Mt Smart Stadium
This game has the indignity of being the only game of the round that has no bearing on this year’s NRL finals (or even the wooden spoon).
Round 24 has been labelled ‘Destiny Round’ but for both twelfth-placed Canberra and the thirteenth-placed Warriors, their fate was decided weeks ago – neither team will take part in September action.
But while the seven other games contain hardened teams jostling for positions in September, the Warriors and Raiders are free from the pressure of finals footy which could result in an open, entertaining footy game.
After storming into last year’s preliminary finals, the Warriors have turned from pre-season contenders to arguably the year’s biggest disappointments, appearing to struggle to adapt to the faster pace of play in 2009. Last week’s 40-4 capitulation at the hands of the resurgent Eels extended their losing streak to four, with the team looking bereft of ideas and inspiration.
The Raiders, meanwhile, showed what can happen when a team is relieved of the burden of a top-eight finish with an impressive 24-12 over competition heavyweights St George Illawarra. The upset of the year has no doubt provided long video sessions for other premiership contenders on how to beat Wayne Bennett’s men.
Coach Dave Furner and his charges will take plenty of confidence from the victory and will look to carry that form over to Auckland.
Canberra were dealt a huge blow this week when prop Scott Logan was ruled out for the rest of the year with a fractured cheekbone. Joel Thompson will take his place in the forward pack after a stint in the centres last week, while NSW representative Joel Monaghan makes his return in the centres.
For the Warriors, captain Steve Price comes back after three weeks out with a rib injury, with Evarn Tuimavave going back to the bench while centre Jerome Ropati replaces last week’s debutant Siuatonga Likiliki.
Brent Tate (knee, season) and Jesse Royal (ribs, indefinite) remain sidelined for the hosts.
David Milne (groin, indefinite), Justin Carney (leg, season), Nigel Plum (ankle, Rd 25), Marc Herbert and David Shillington are still out for the visitors.
Watch out Raiders: The Warriors aren’t the best attacking team in the competition, averaging 15.4 points a game – only the troubled Sharks post less (14.7). What the New Zealanders boast, however, is an ability to break tackles.

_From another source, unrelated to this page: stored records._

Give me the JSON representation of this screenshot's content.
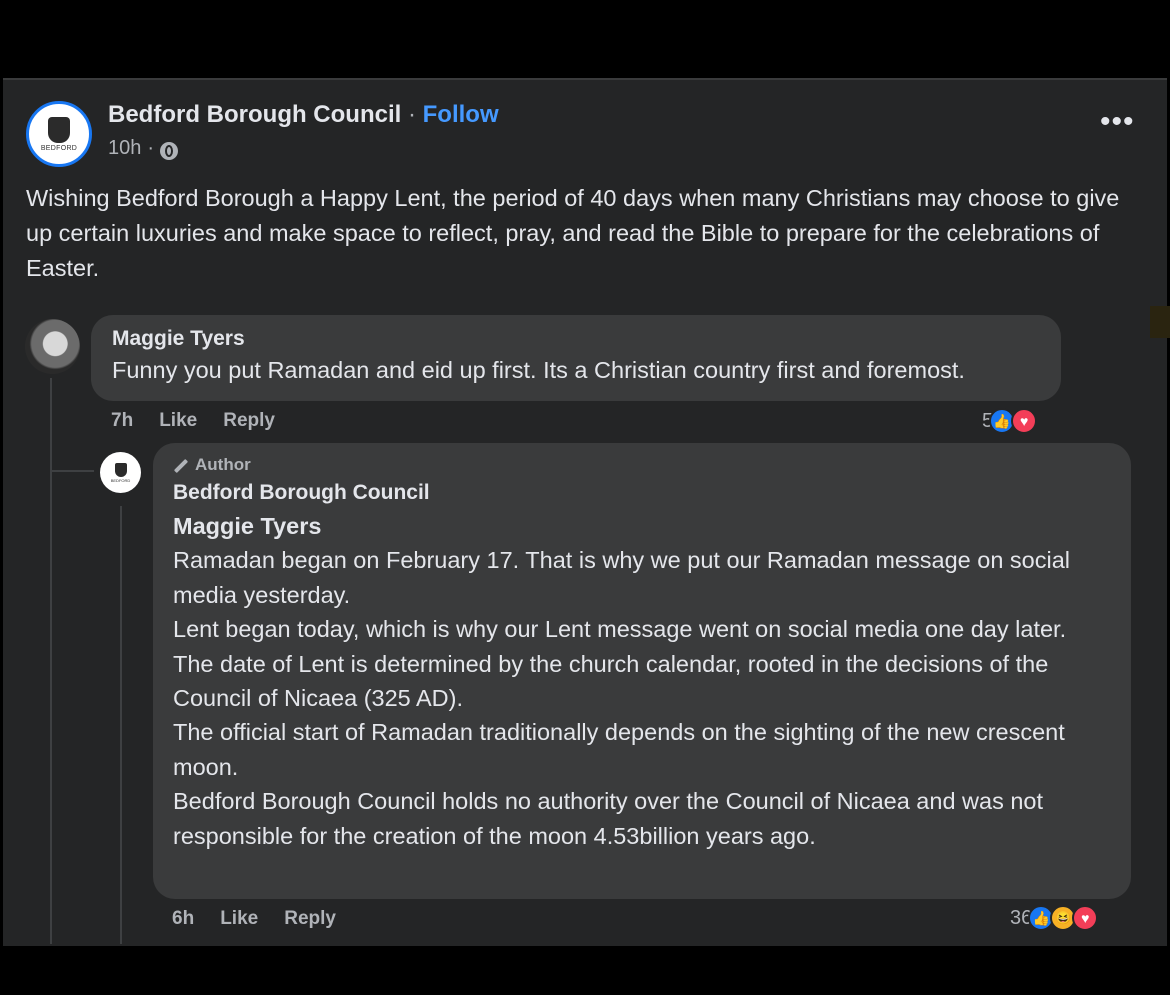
{
  "post": {
    "page_name": "Bedford Borough Council",
    "separator": "·",
    "follow_label": "Follow",
    "time": "10h",
    "meta_separator": "·",
    "avatar_text": "BEDFORD",
    "more_icon": "ellipsis-icon",
    "body": "Wishing Bedford Borough a Happy Lent, the period of 40 days when many Christians may choose to give up certain luxuries and make space to reflect, pray, and read the Bible to prepare for the celebrations of Easter."
  },
  "comments": [
    {
      "author": "Maggie Tyers",
      "text": "Funny you put Ramadan and eid up first. Its a Christian country first and foremost.",
      "time": "7h",
      "like_label": "Like",
      "reply_label": "Reply",
      "reaction_count": "5",
      "reactions": [
        "like-reaction-icon",
        "love-reaction-icon"
      ]
    }
  ],
  "reply": {
    "badge": "Author",
    "author": "Bedford Borough Council",
    "avatar_text": "BEDFORD",
    "mention": "Maggie Tyers",
    "lines": [
      "Ramadan began on February 17. That is why we put our Ramadan message on social media yesterday.",
      "Lent began today, which is why our Lent message went on social media one day later.",
      "The date of Lent is determined by the church calendar, rooted in the decisions of the Council of Nicaea (325 AD).",
      "The official start of Ramadan traditionally depends on the sighting of the new crescent moon.",
      "Bedford Borough Council holds no authority over the Council of Nicaea and was not responsible for the creation of the moon 4.53billion years ago."
    ],
    "time": "6h",
    "like_label": "Like",
    "reply_label": "Reply",
    "reaction_count": "36",
    "reactions": [
      "like-reaction-icon",
      "haha-reaction-icon",
      "love-reaction-icon"
    ]
  },
  "colors": {
    "background": "#000000",
    "card": "#242526",
    "bubble": "#3a3b3c",
    "link": "#4599ff",
    "like": "#1877f2",
    "love": "#f33e58"
  }
}
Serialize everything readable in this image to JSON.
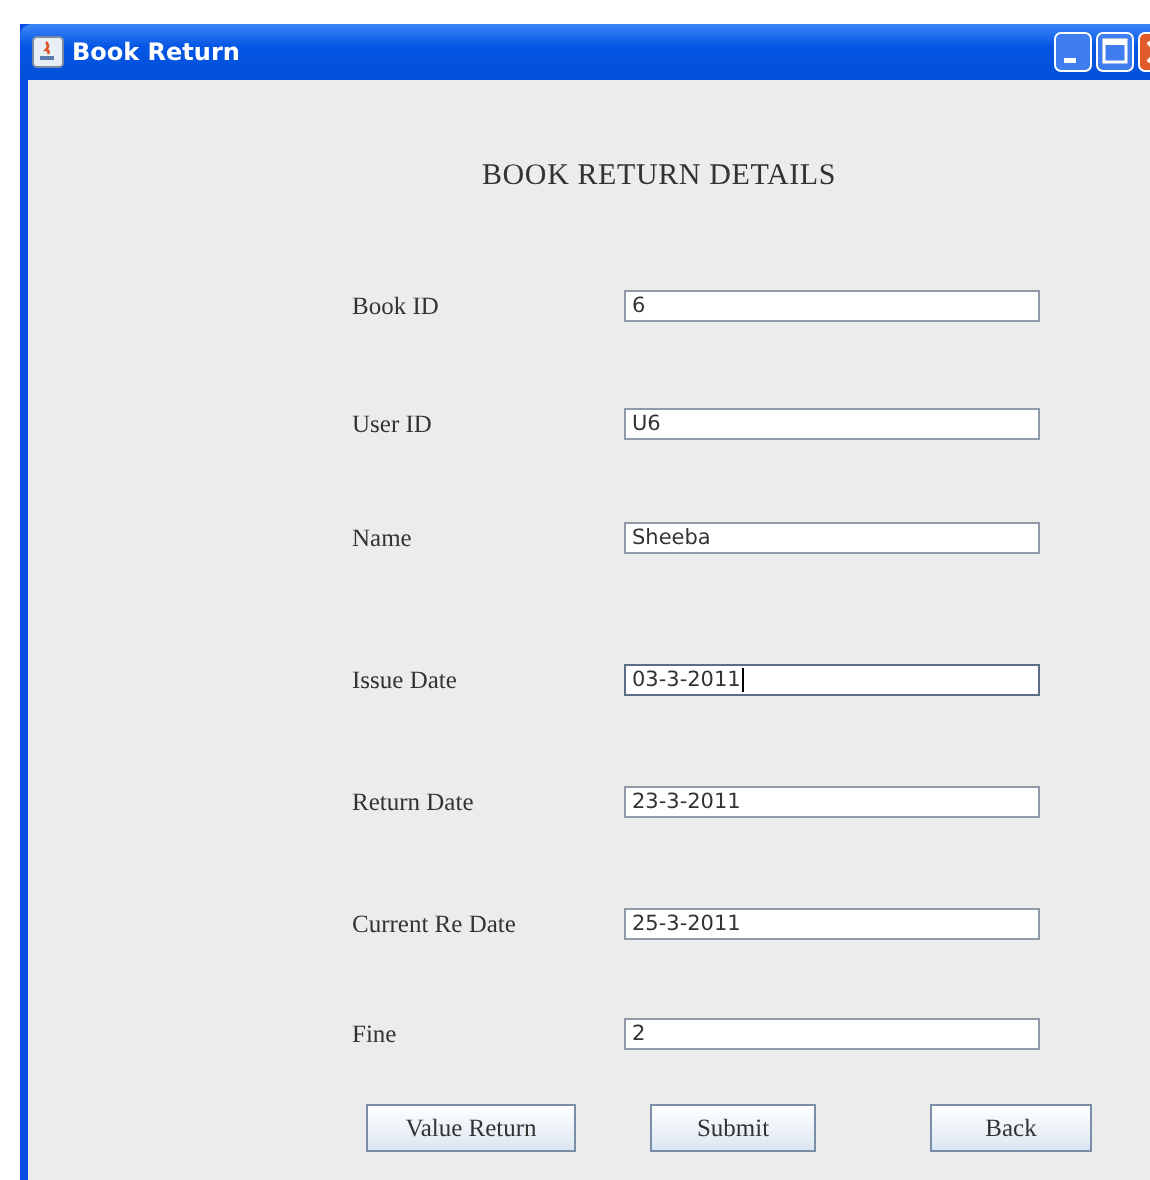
{
  "window": {
    "title": "Book Return"
  },
  "heading": "BOOK RETURN DETAILS",
  "fields": [
    {
      "label": "Book ID",
      "value": "6",
      "focused": false
    },
    {
      "label": "User ID",
      "value": "U6",
      "focused": false
    },
    {
      "label": "Name",
      "value": "Sheeba",
      "focused": false
    },
    {
      "label": "Issue Date",
      "value": "03-3-2011",
      "focused": true
    },
    {
      "label": "Return Date",
      "value": "23-3-2011",
      "focused": false
    },
    {
      "label": "Current Re Date",
      "value": "25-3-2011",
      "focused": false
    },
    {
      "label": "Fine",
      "value": "2",
      "focused": false
    }
  ],
  "buttons": [
    "Value Return",
    "Submit",
    "Back"
  ]
}
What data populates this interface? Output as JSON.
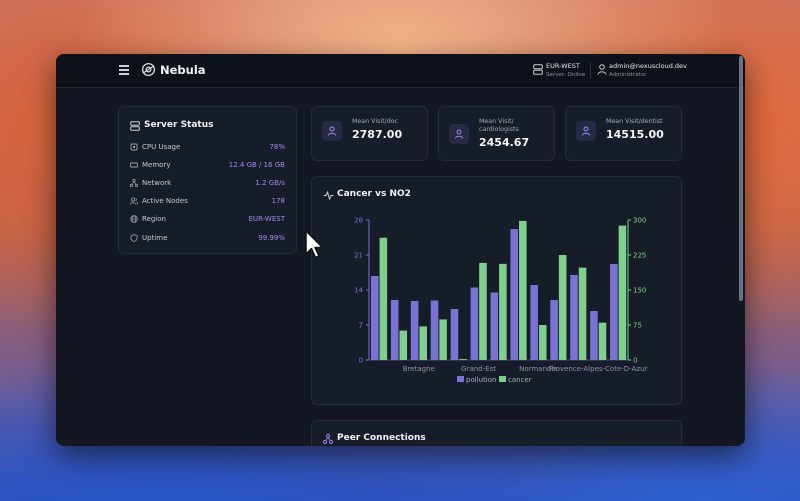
{
  "app": {
    "brand": "Nebula"
  },
  "header": {
    "region": "EUR-WEST",
    "server_status": "Server: Online",
    "user_email": "admin@nexuscloud.dev",
    "user_role": "Administrator"
  },
  "server_status": {
    "title": "Server Status",
    "rows": [
      {
        "label": "CPU Usage",
        "value": "78%",
        "icon": "cpu-icon"
      },
      {
        "label": "Memory",
        "value": "12.4 GB / 16 GB",
        "icon": "memory-icon"
      },
      {
        "label": "Network",
        "value": "1.2 GB/s",
        "icon": "network-icon"
      },
      {
        "label": "Active Nodes",
        "value": "178",
        "icon": "nodes-icon"
      },
      {
        "label": "Region",
        "value": "EUR-WEST",
        "icon": "globe-icon"
      },
      {
        "label": "Uptime",
        "value": "99.99%",
        "icon": "shield-icon"
      }
    ]
  },
  "stats": [
    {
      "label_lines": [
        "Mean Visit/doc"
      ],
      "value": "2787.00",
      "icon": "user-icon"
    },
    {
      "label_lines": [
        "Mean Visit/",
        "cardiologists"
      ],
      "value": "2454.67",
      "icon": "user-icon"
    },
    {
      "label_lines": [
        "Mean Visit/dentist"
      ],
      "value": "14515.00",
      "icon": "user-icon"
    }
  ],
  "chart_title": "Cancer vs NO2",
  "peer_title": "Peer Connections",
  "colors": {
    "accent": "#a08cf0",
    "pollution": "#7b72d6",
    "cancer": "#7fd08d"
  },
  "chart_data": {
    "type": "bar",
    "title": "Cancer vs NO2",
    "categories": [
      "",
      "",
      "Bretagne",
      "",
      "",
      "Grand-Est",
      "",
      "",
      "Normandie",
      "",
      "",
      "Provence-Alpes-Cote-D-Azur",
      ""
    ],
    "y_left": {
      "min": 0,
      "max": 28,
      "ticks": [
        0,
        7,
        14,
        21,
        28
      ]
    },
    "y_right": {
      "min": 0,
      "max": 300,
      "ticks": [
        0,
        75,
        150,
        225,
        300
      ]
    },
    "series": [
      {
        "name": "pollution",
        "axis": "left",
        "values": [
          16.8,
          12.0,
          11.8,
          11.9,
          10.2,
          14.5,
          13.5,
          26.2,
          15.0,
          12.0,
          17.0,
          9.8,
          19.2
        ]
      },
      {
        "name": "cancer",
        "axis": "right",
        "values": [
          262,
          63,
          72,
          87,
          2,
          208,
          206,
          298,
          75,
          225,
          198,
          80,
          288
        ]
      }
    ],
    "legend": "bottom",
    "grid": false
  }
}
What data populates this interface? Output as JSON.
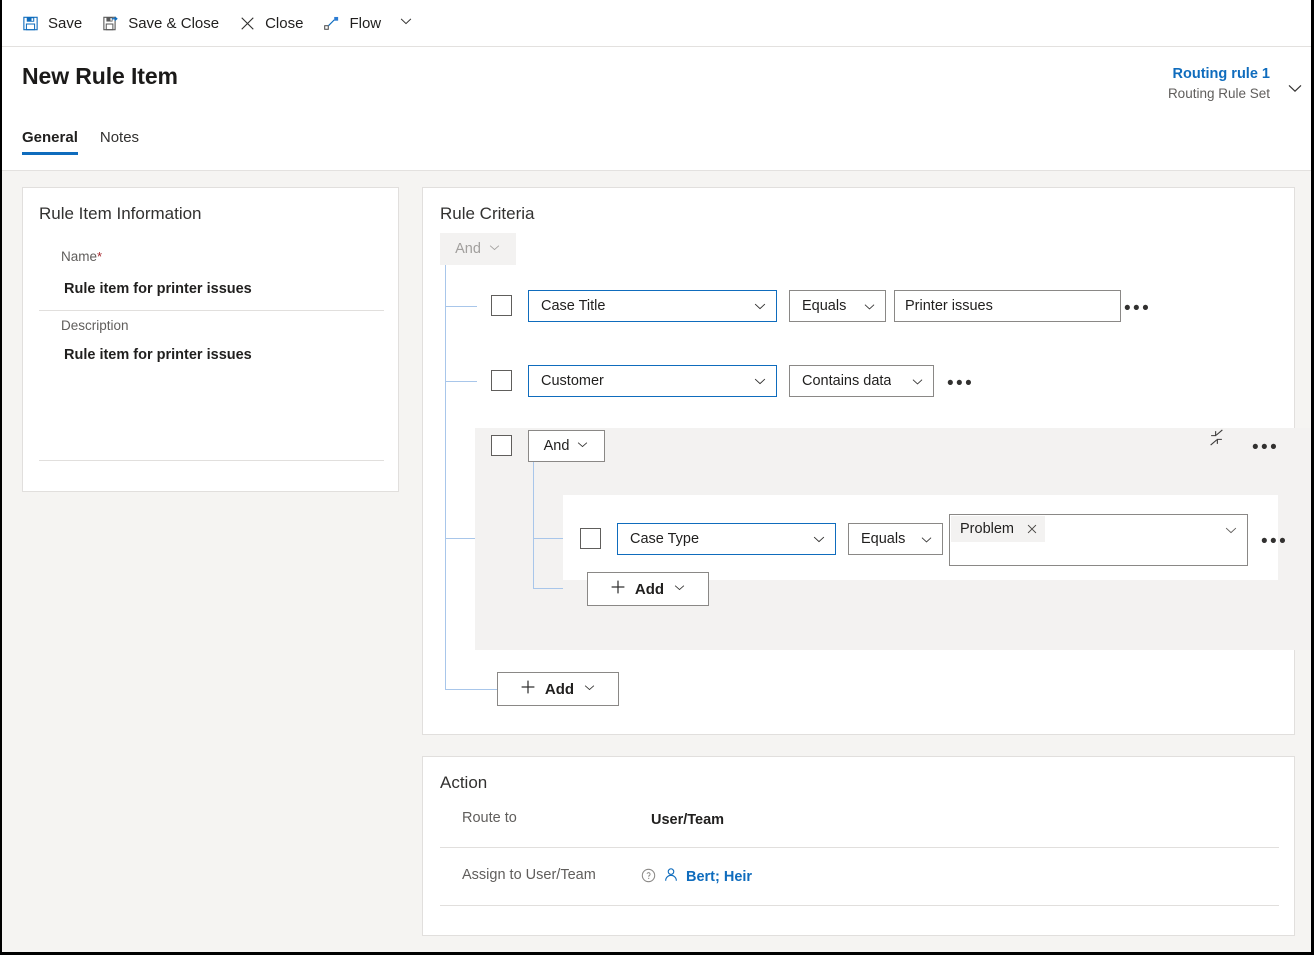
{
  "commandbar": {
    "items": [
      {
        "id": "save",
        "label": "Save",
        "icon": "save-icon"
      },
      {
        "id": "save-close",
        "label": "Save & Close",
        "icon": "save-and-close-icon"
      },
      {
        "id": "close",
        "label": "Close",
        "icon": "close-x-icon"
      },
      {
        "id": "flow",
        "label": "Flow",
        "icon": "flow-icon"
      }
    ],
    "overflow_chevron": "chevron-down-icon"
  },
  "header": {
    "title": "New Rule Item",
    "context": {
      "primary": "Routing rule 1",
      "secondary": "Routing Rule Set"
    },
    "tabs": [
      {
        "id": "general",
        "label": "General",
        "active": true
      },
      {
        "id": "notes",
        "label": "Notes",
        "active": false
      }
    ]
  },
  "rule_item_information": {
    "heading": "Rule Item Information",
    "fields": [
      {
        "id": "name",
        "label": "Name",
        "required": true,
        "required_marker": "*",
        "value": "Rule item for printer issues"
      },
      {
        "id": "description",
        "label": "Description",
        "required": false,
        "value": "Rule item for printer issues"
      }
    ]
  },
  "rule_criteria": {
    "heading": "Rule Criteria",
    "root_operator": {
      "label": "And",
      "disabled": true
    },
    "rows": [
      {
        "id": "row-case-title",
        "field": "Case Title",
        "operator": "Equals",
        "value": "Printer issues",
        "value_type": "text",
        "more_label": "•••"
      },
      {
        "id": "row-customer",
        "field": "Customer",
        "operator": "Contains data",
        "value": "",
        "value_type": "none",
        "more_label": "•••"
      }
    ],
    "nested_group": {
      "operator": "And",
      "collapse_icon": "collapse-arrows-icon",
      "more_label": "•••",
      "rows": [
        {
          "id": "row-case-type",
          "field": "Case Type",
          "operator": "Equals",
          "value_tags": [
            {
              "label": "Problem",
              "remove_icon": "close-x-icon"
            }
          ],
          "value_type": "multiselect",
          "more_label": "•••"
        }
      ],
      "add_button": {
        "label": "Add",
        "plus_icon": "plus-icon",
        "chevron": "chevron-down-icon"
      }
    },
    "add_button": {
      "label": "Add",
      "plus_icon": "plus-icon",
      "chevron": "chevron-down-icon"
    }
  },
  "action": {
    "heading": "Action",
    "rows": [
      {
        "id": "route-to",
        "label": "Route to",
        "value": "User/Team",
        "type": "text"
      },
      {
        "id": "assign-to",
        "label": "Assign to User/Team",
        "value": "Bert; Heir",
        "type": "lookup",
        "info_icon": "info-circle-icon",
        "person_icon": "person-icon"
      }
    ]
  },
  "colors": {
    "accent": "#0f6cbd",
    "required": "#a4262c",
    "connector": "#a8c6ea",
    "panel_bg": "#f5f4f2",
    "group_bg": "#f3f2f1",
    "border": "#8a8886"
  }
}
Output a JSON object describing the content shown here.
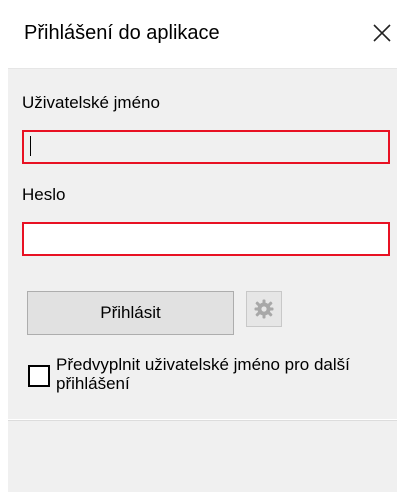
{
  "window": {
    "title": "Přihlášení do aplikace",
    "close_icon": "close-icon"
  },
  "form": {
    "username_label": "Uživatelské jméno",
    "username_value": "",
    "password_label": "Heslo",
    "password_value": "",
    "login_button": "Přihlásit",
    "settings_icon": "gear-icon",
    "remember_checked": false,
    "remember_label": "Předvyplnit uživatelské jméno pro další přihlášení"
  },
  "colors": {
    "error_border": "#e81123",
    "panel_bg": "#f0f0f0"
  }
}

As a team, the Warriors average 37.1 tackle breaks a game – the most in the competition.
Fullback Wade McKinnon leads the way with 102 tackle breaks, while utility Lance Hohaia has 81 and monster winger Manu Vatuvei has 71.
But the Raiders are up there with some of the best defences in the competition. The Green Machine average just 27.5 missed tackles a game – premiership favourites Melbourne (27) and the Dragons (27.4) are only just ahead of them.
Watch out Warriors: Since they were bundled out of finals contention the Raiders have flipped the switch in attack, posting 33.3 points a game in the past three weeks. Only the fast-finishing Eels have averaged more in the same period (36.7).
Canberra’s back three of Josh Dugan, Daniel Vidot and Phil Graham have been in sensational form and have given Raiders fans plenty of hope for the future. Dugan, 19, has been the pick of the bunch, averaging 20 metres more per game than any other player in the NRL (188.2 metres). Fellow teenager Vidot has scored five tries in five games, while Graham has also crossed five times in his past three games.
Perhaps the Warriors should take a leaf out of Canberra’s ‘Dragons blueprint’ and deliberately kick the ball out to limit the effectiveness of Canberra’s trio of speedsters.
Where it will be won: The first 20 minutes. The Warriors concede more points than any other team in the first quarters of games and should they give a confident Raiders team a handy lead early, then chances are plenty more points will follow.
Given the Warriors’ lack of effort in the past few weeks, should their minds not be on the job early in the game, this could turn really ugly really fast for the home fans. The equation can’t be simple enough for Steve Price and his team: turn up or cop a belting.
The history: Played 23; Raiders 13, Warriors 10. Canberra have won three of their past four against the Warriors, including a 38-12 spanking in May when the New Zealand side was held scoreless in the second half.
But the Warriors have won the past four clashes at Mt Smart Stadium, a stat that may give Ivan Cleary and his men a much-needed boost in order to halt their worrying streak of losses.
Conclusion: Taking the form of both sides in the past month, the Warriors have shown little fight in salvaging anything from what has been a very disappointing season. The Raiders, on the other hand, have shown exuberance and energy via their young stars as well as the welcome return to form of NSW five-eighth Terry Campese, who has been in hibernation since his axing after Origin I.
With thunderstorms predicted for the clash in Auckland, expect a torrid storm to rip through the Warriors defence and, combined with the attacking form the Raiders are in, they will struggle to continue their dominance over Canberra in Auckland.
Match officials: Referees – Matt Cecchin & Adam Devcich; Sideline Officials – Alan Shortall & Adam Reid; Video Red – Steve Clark.
Televised: Fox Sports – Live 12pm (AEST).
* Statistics: NRL Stats.